The sobriety and directness of the prose, the bold political analysis, and the modest size of this book do not prevent it from shaping a sophisticated intellectual analysis. Indeed, this book sits comfortably among the masterful political-philosophical works Matar maps as her predecessors, from Ludwig Wittgenstein, to his followers Elizabeth Anscombe and Cora Diamond, to Jacques Derrida, Judith Butler, Adi Ophir and Houria Buteldja. While concurring with their critical view of the legacy of Kantian imperatives, she adds a crucial element by rejecting the academic separation between philosophy and politics, morals and action. In doing so, Matar exposes the “conditions of possibility” for what “derailed thought,” and how to fix it (p. 76). What needs fixing most urgently is liberal philosophy and philosophers who chase symbolic capital, utilizing an ethical language of reform in the service of power. Matar is especially biting about the work of a small group of philosophers who were critical in their own eyes but contributed, she argues, to the suppression of radical struggles of liberation in the name of democracy, liberalism, or nostalgia and utopianism: “It is difficult not to be reminded of [Stanley] Cavell’s longing for the greatness of an America yet to come, the romantic America . . . of Emerson and Thoreau” or Martha Nussbaum and Stan van Hooft’s admiration of Gandhi and Mandela as “‘sources of moral guidance’” (pp. 106, 107). Whatever their admiration, it was only partial, obscuring for example Mandela’s membership of the Communist Party of South Africa, or—quoting Robert Gooding-Williams—that “‘the presentation of blackness in this fashion is pitched to white fantasies and expectations of black serviceability’” (p. 106). Unlike Cavell, Nussbaum—who first followed classical British Liberalism, and more recently John Rawls's theory of justice—is “political through and through” (p. 101). She views nonviolence as a better basis for decolonization movements than anger and revenge. But her discussion of affect in political theory and action is grounded in fundamental forms of political suppression and paradox. For example, Nussbaums’s “long portrait of Mandela also makes no mention of his famous declaration about the interdependence of liberation struggles around the world,” which is relevant to Matar’s analysis of the BDS (Boycott, Divestment, Sanctions) movement and the limitations of intellectual integrity: “Nussbaum’s solid opposition to a boycott of Israeli academic institutions in the name of academic freedom does have its limits: Nussbaum concedes that a boycott of Heidegger would be legitimate” (pp. 107, 112). Such examples stand for “Nussbaum’s strong aversion to radicalism,” and her “optimistic belief in the possibility of rational discourse free of power relations” (p. 110). Matar identifies here a “hostile presentation of specific steps taken by the consistent left” (p. 111). Whether one agrees or not with Matar’s views, her critical analysis of institutionalized norms—ethics in the service of governmentality—must be taken into account by anyone interested in the meeting of philosophy and politics.

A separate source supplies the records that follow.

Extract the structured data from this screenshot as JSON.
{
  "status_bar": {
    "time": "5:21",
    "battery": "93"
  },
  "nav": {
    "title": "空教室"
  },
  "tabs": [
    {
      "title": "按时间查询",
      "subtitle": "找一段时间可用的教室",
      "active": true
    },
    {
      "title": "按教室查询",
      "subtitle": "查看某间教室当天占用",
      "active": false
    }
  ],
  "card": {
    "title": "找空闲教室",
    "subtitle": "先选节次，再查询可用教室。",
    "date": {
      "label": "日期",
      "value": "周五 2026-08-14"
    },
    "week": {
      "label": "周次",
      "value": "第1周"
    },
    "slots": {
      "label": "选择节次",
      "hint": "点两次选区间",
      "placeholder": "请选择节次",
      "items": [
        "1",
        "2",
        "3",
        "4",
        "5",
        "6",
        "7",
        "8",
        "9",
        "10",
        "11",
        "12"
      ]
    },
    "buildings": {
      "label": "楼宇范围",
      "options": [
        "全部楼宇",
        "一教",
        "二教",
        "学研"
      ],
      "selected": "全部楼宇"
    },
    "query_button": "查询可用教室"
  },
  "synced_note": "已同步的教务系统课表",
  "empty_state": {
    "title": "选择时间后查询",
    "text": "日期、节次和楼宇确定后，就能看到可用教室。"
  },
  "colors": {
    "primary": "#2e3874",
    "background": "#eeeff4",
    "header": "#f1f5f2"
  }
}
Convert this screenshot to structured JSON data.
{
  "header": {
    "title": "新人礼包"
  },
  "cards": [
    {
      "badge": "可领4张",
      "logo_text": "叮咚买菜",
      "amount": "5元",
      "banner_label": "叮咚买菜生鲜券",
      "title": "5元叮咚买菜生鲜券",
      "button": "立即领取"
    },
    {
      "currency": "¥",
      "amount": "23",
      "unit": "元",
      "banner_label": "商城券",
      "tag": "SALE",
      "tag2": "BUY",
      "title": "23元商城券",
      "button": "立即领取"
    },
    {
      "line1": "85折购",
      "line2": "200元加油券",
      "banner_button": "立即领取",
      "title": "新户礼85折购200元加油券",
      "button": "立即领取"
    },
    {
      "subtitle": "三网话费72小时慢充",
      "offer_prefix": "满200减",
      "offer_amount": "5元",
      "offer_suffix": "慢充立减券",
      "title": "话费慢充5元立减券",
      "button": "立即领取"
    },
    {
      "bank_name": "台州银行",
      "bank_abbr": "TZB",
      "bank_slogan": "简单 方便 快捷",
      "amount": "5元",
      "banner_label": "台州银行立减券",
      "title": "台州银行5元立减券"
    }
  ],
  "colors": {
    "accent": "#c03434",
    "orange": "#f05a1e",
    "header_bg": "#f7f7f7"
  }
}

I had the privilege of auditing Matar’s lectures while studying for my undergraduate degree in history and literature at Tel-Aviv University. Back then her courses on the philosophy of language seemed quite technical to my unexperienced mind, though even then her arguments were always explained in relation to philosophical-political examples. While I now have a different sense of what counts as “technical,” I think that even my younger self would grasp immediately the tenor and impact of this book. Matar uses her experience as both an intellectual and an activist to deliver a clear and compelling critique of “white mythology,” especially where it meets a self-serving academic professionalism.